It stated that Olga was summoned to the police as a participant in a criminal case, but it was not specified in what capacity – a suspect, a defendant, or a witness? When I asked a representative of law enforcement, on what legal grounds they subpoena a person under a criminal case, he replied with a stunning phrase: “Well, how else I am supposed to subpoena you?” Even though the attorney advised Noskovets against going to the police, she decided to go, anyway. Speaking to Major Evgeni Tsal, Noskovets found out that she had been summoned to fill out a “card for the Olympics.” “At first they didn’t tell me anything about it, asked me some leading questions, trying to convince me that everything was being done to my own safety. But in they gave me a Form A4 entitled “A registration card for a person inclined to extremist activity and subject to supervision.”
According to the activist, the document contains photo and sections with personal and physiological data, such as information about scars and tattoos, data on any drug treatment or mental problems, as well as about the organization the supervised person is affiliated with.

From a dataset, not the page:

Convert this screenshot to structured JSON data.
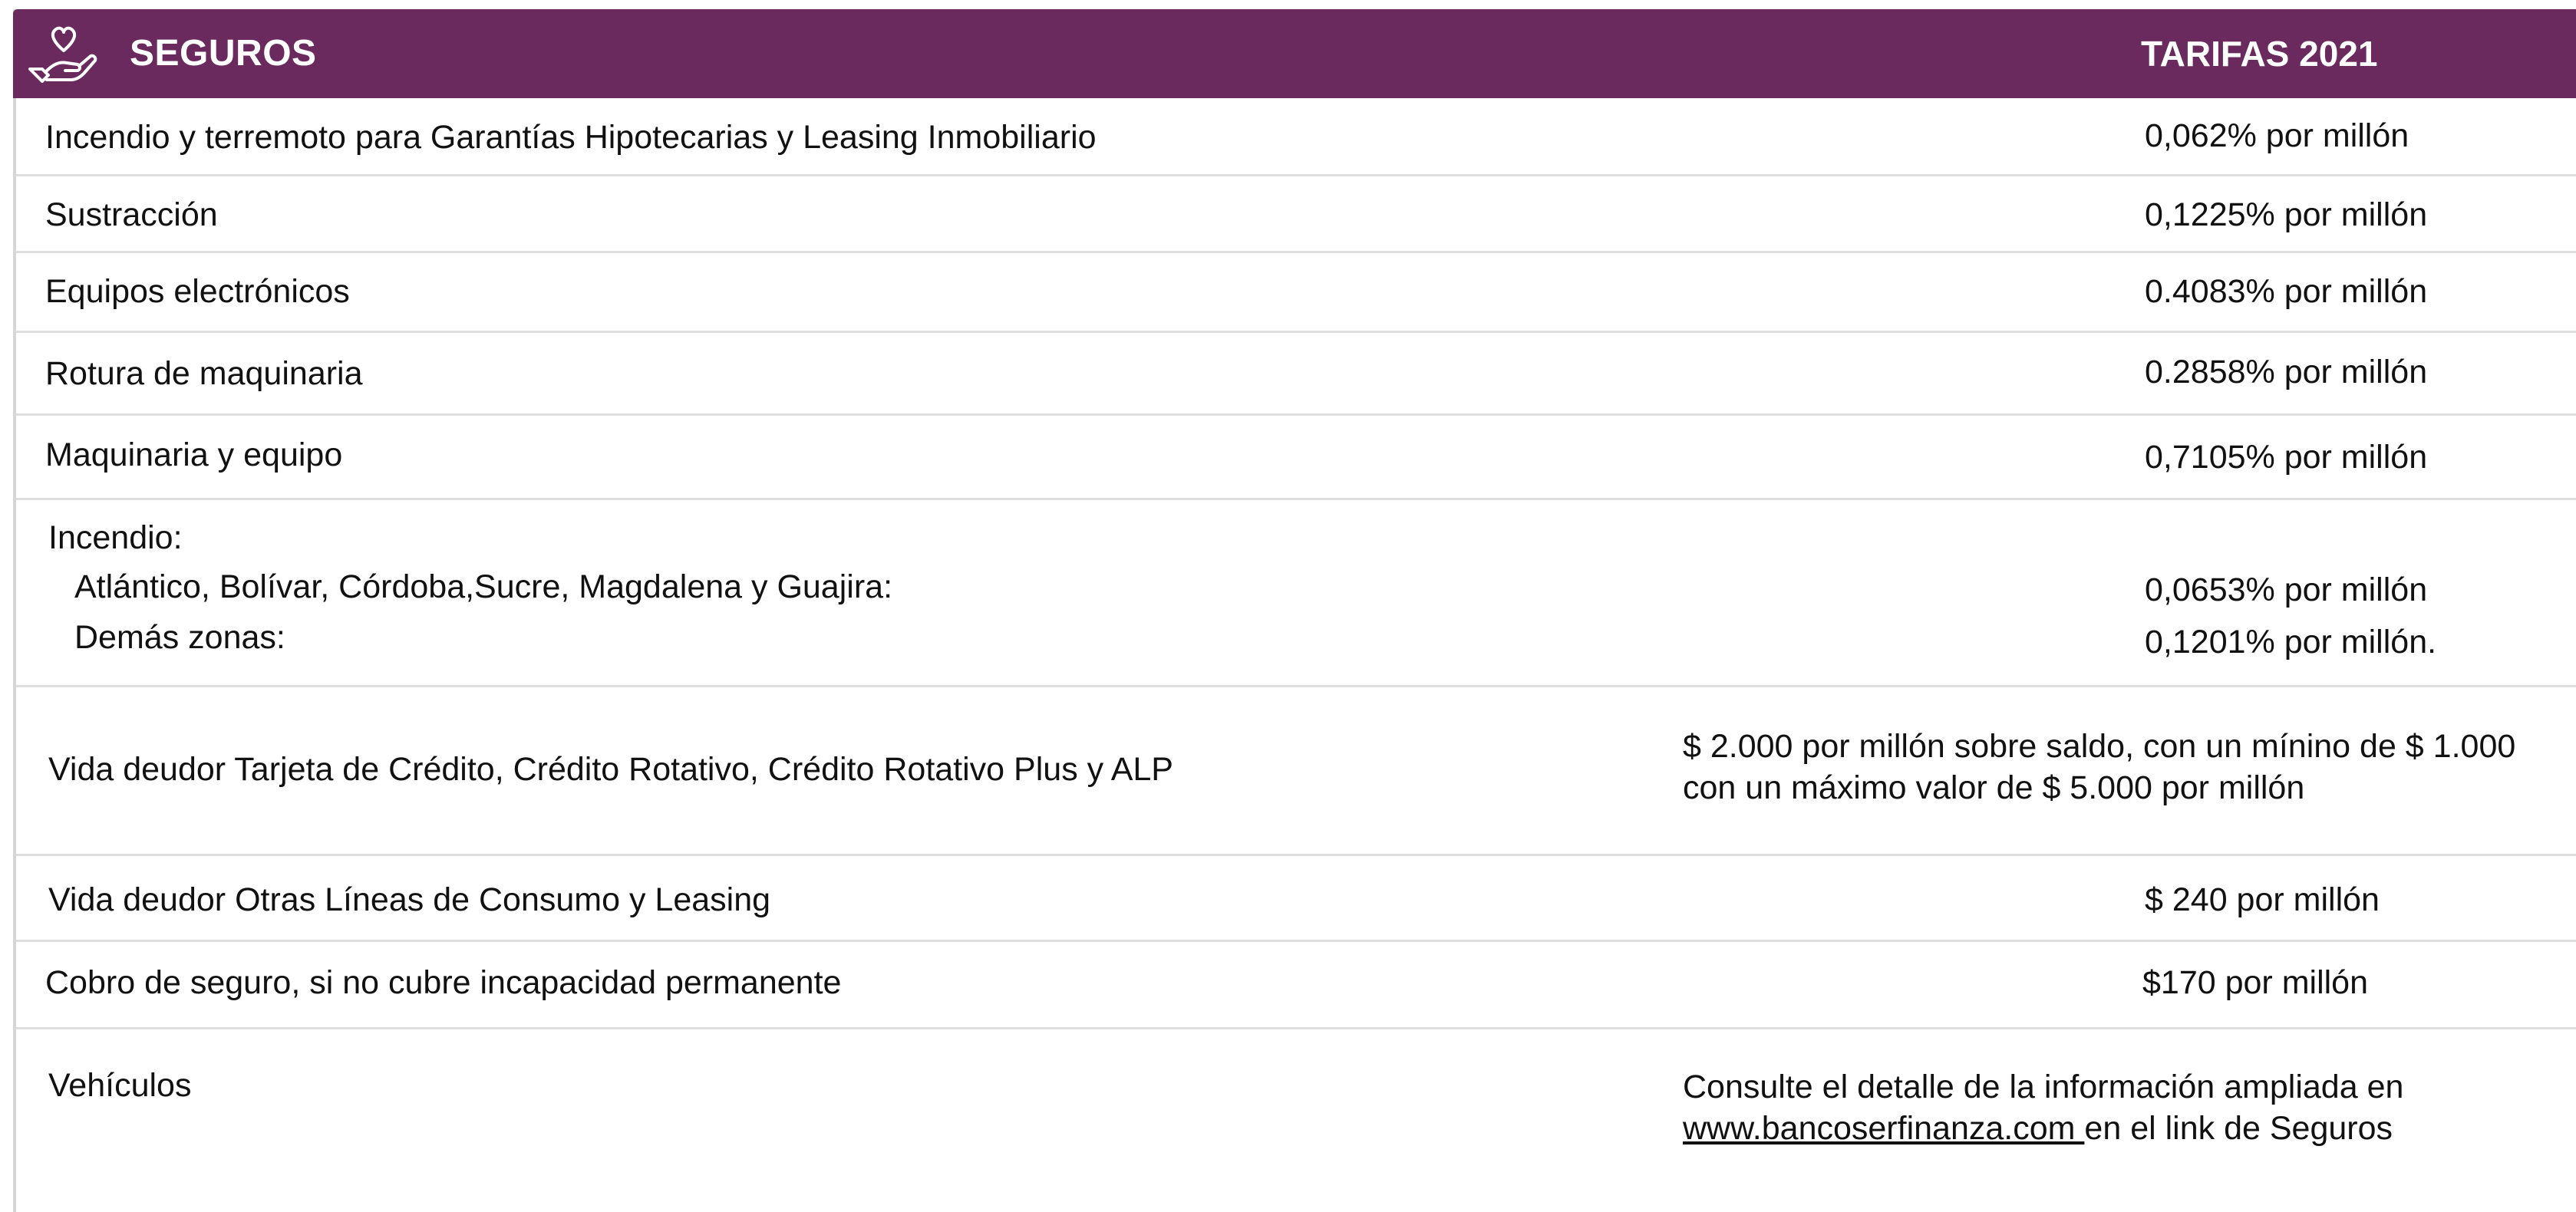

Noskovets refused to provide these data. “Then they tried to persuade me: “It will only take five minutes,” “We were told by our supervisors.” I said, “Five minutes? That’s what it will take you to document the tattoos and scars? Should I undress right here?”
In the end Noskovets had to write a statement that during the Olympics she undertakes to express her civic position exclusively by legal means. On the same day Popkov, a lawyer, got a phone call from a local police officer Alexei Zaponkov. “I was invited for a “friendly conversation.” When asked what exactly the conversation would be about, Zaponkov started to ask me whether I was engaged in any public or religious activities. To which I replied that if they wanted to talk to me about these issues, they should summon me with a subpoena.”
Popkov intends to report the incident to the regional bar association. He assumes that the interest of law enforcement agencies has something to do with his work as an attorney for Sochi political activists: “It’s about attorney-client privilege. I cannot disclose any information relating to my clients.”
The attorney notes that he is not familiar with the police officer he had spoken to, although he knows all the officers in his precinct. Most likely, he suggests, the caller was one of Interior Ministry employees sent here to reinforce the local staff. According to official data, 40,000 police officers will be in charge of providing security at the Olympics, including 25,000 from other regions.
On the same evening, they tried to arrest David Hakim, one of the leaders of the local branch of the “People’s Alliance” party, and Yulia Naberezhnaya, a representative of the “Environmental Watch on North Caucasus”, after a series of pickets in support of ecologist Evgeni Vitishko. (Recently, a court found him guilty of “damaging the fence” around Tkachev (the regional governor) country house, and sentenced him to three years in prison.)
The picket was held next to the clock that shows the countdown to the Olympics. Once the organizers noticed the police around the site, they decided to end the rally. The activists moved to a cafe, located in a mall on Platanovaya alley to discuss the results of the action and meet with their lawyer, Alexander Popkov. At the exit of the mall they were stopped by the police officers, one of whom was sergeant Ishchenko who detained and booked David Hakim after one of his political actions two years ago.
Police asked the activists to show them their ID, but Popkov who happened to be there, reminded the officers, that they must have a valid reason for checking the documents. Then Ishchenko said that they had received some information that Hakim was suspected to be involved in a robbery. When the documents were shown, the police officers checked the database and concluded that they had no more questions for Hakim. They also tried to ID Yulia Naberezhnaya on the basis that “she was with him,” which Popkov called inadequate and suggested that she is subpoenaed if the police suspects her to be a witness or an accomplice of an alleged offense.
The activists were let go, however, in their opinion, if it wasn’t for the attorney next to them, they could be detained: “They are trying to intimidate us, but that doesn’t make sense. If a person decided to participate in protests, he will continue to do that.”
“All this is very unpleasant – detention, checking ID, summons. And all this is done to pressure, intimidate, persuade people to keep a low profile during the Olympics. Putting pressure on activists before the Games, of course, is on the rise and has already yielded some results. Some of the prominent public figures, tired of persecution and being worried about peace and safety of their families, have already announced their intention to leave Sochi for the duration of the Olympics,” – said Alexander Popkov.